Supplied information -

.....

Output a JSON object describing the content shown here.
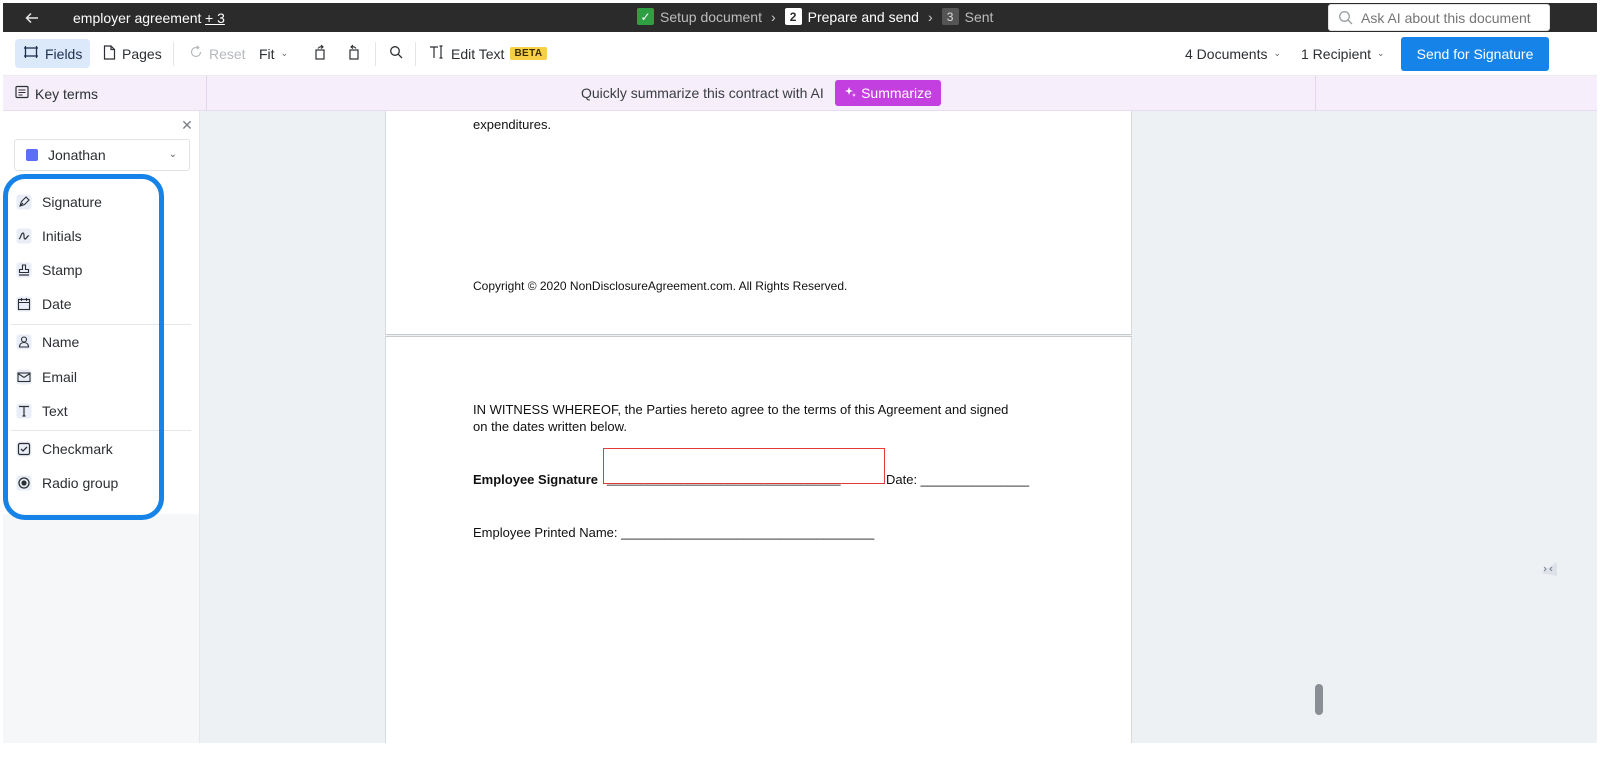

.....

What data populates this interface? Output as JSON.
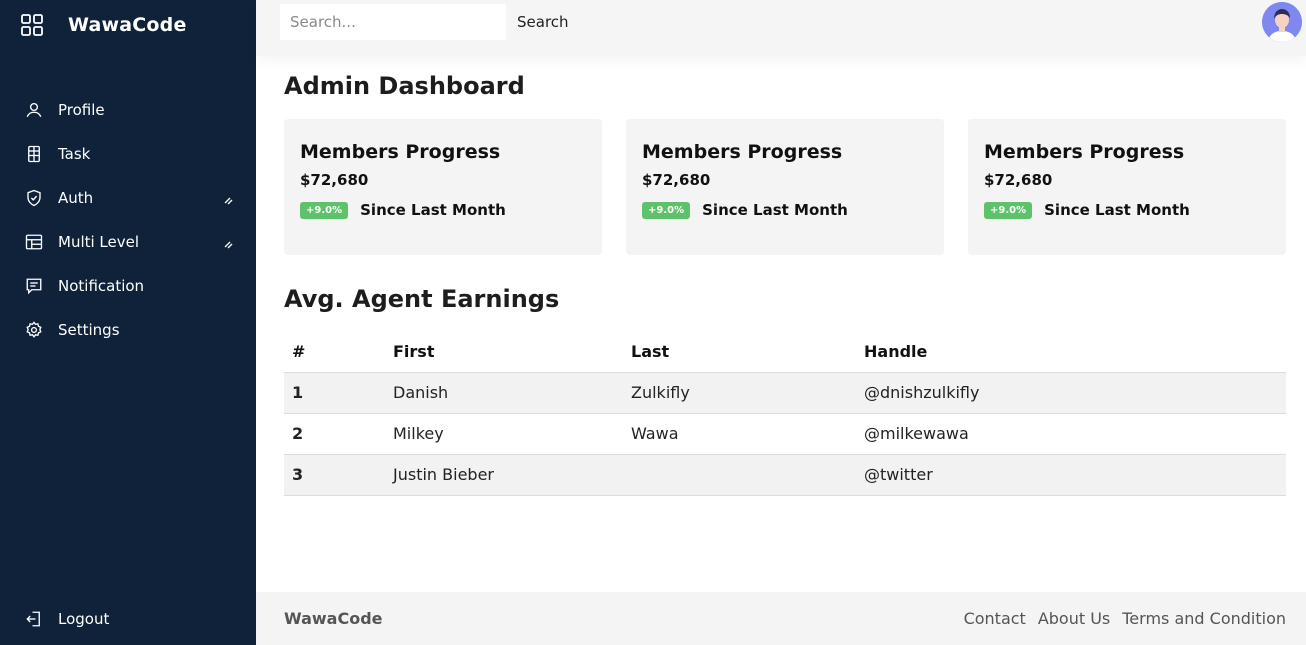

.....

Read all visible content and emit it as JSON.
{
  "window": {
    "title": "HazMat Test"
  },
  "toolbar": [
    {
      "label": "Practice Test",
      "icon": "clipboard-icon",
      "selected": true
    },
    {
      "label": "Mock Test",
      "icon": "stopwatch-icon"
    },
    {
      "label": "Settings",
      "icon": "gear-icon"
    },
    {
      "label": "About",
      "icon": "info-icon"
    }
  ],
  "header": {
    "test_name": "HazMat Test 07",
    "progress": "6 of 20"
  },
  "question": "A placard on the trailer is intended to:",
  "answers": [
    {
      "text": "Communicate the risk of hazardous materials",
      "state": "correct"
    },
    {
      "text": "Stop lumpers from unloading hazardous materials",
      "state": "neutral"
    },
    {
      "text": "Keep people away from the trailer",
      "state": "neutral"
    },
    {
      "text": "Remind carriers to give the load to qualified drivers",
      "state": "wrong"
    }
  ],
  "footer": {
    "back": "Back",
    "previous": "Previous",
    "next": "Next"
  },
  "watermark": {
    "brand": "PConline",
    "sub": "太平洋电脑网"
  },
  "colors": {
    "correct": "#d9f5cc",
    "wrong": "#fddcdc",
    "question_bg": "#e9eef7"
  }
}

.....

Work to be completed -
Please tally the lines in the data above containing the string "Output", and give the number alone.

Answer area -
2